Building Resilience
Considering existing social vulnerability when identifying risk to climate change is essential. Municipalities should engage with vulnerable populations to discover how climate change may compound existing social vulnerabilities that impact them . Measures that contribute to general social resilience will also help communities weather the harms of climate change in particular.
Regional Spotlight:
Climate Hazards in Inland Maine
River management in Windham
The Pleasant River in Windham is susceptible to landslides that threaten homes along the river. The area also has undersized stream crossings that have the potential to overflow during heavy rain fall according to Heather Huntt, project manager of Cumberland County Soil & Water Conservation District.

“Increased rain events and rain intensity expedite the potential of landslides. Living shoreline methods of stabilization can help prevent landslides but a comprehensive review of the river is needed for a full analysis of the risks."

Windham will be working closely with Cumberland County Soil and Water District to update a watershed management plan in the next couple years taking this and other climate change impacts into consideration.
Lakes Region Under Threat
The Lakes Environmental Association, based in Bridgton, stewards more than 40 lakes in western Maine and is planning for current and future climate hazards impacting freshwater systems. Changes to freshwater systems affect resident's use of waterways and financially burden Maine municipalities. Colin Holme, the association's executive director, identifies two challenges climate change is bringing to Maine’s lakes: warmer water and air temperatures and the increasing frequency and intensity of storm events. 

Northeastern water bodies are warming faster than most other systems on the planet. Since the 1980s, lakes in the northeast have warmed at a rate of 1.4 degree Fahrenheit each decade. Warmer water and increased storm runoff lead to a range of problems for fresh-water resources, including bacteria growth and pathogens in the water, reduced ice cover, diminished fish populations, and increased blue green algae (cyanobacteria) blooms.

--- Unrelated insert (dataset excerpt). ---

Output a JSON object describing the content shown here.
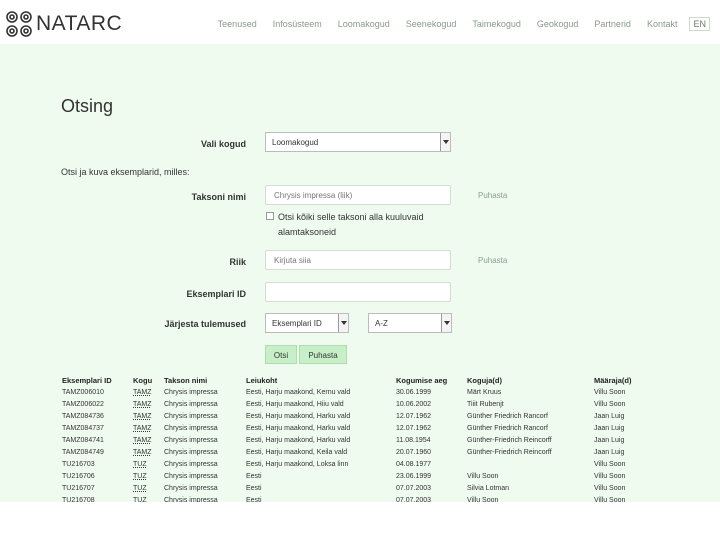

China Lake, Unity Pond, Upper Pleasant Pond and Sabattus Pond are a few of Maine’s lakes already experiencing summer blue-green algae blooms. These blooms make the water murky green and may give off dangerous toxins. Aside from possible health effects, these blooms also greatly reduce property values, as documented by past University of Maine Studies. The Lakes Environmental Association is working to reduce these impacts by supporting municipalities with planning and compliance, education, and water testing and monitoring. Contact them for more information about protecting your town's fresh water resources.

Know of other effective regional organizations or networks working on climate change in Maine? Let us know! Email Sara Mills-Knapp.
Upcoming Funding Opportunities
Efficiency Maine Trust has a limited-time funding opportunity available to help smaller municipalities accelerate the conversion of heating and lighting to more efficient solutions. Geared toward municipal buildings, towns with 4,000 or fewer residents can apply for heat pumps and LED lighting incentives, including up to $7,800 for heat pumps and up to 90% of total cost of LED installations.

Visit Efficiency Maine's website for more information and to find the application due March 31, 2021.

Salazar Center's Thriving Cities Challenge is a competition focuses on finding innovative nature-based solutions that improve the equity, health, and resilience of urban communities in North America. A $50,000-100,000 award will be presented to the winning team to implement their proposal. Applications due April 15th.

Visit the Thriving Cities Challenge website to learn more.

The Onion Foundation's mission is to encourage conservation and stewardship of the natural environment and to promote music and the arts in the state of Maine. Two grant cycles occur each year to uplift organizations aligned in mission. For the spring, applications are due Wednesday March 3, 2021 for the fall, application are due on Thursday Sept. 30, 2021.

Spring & Fall Cycle Grants range between $5,000 and $20,000 visit the Onion Foundation's website for more information!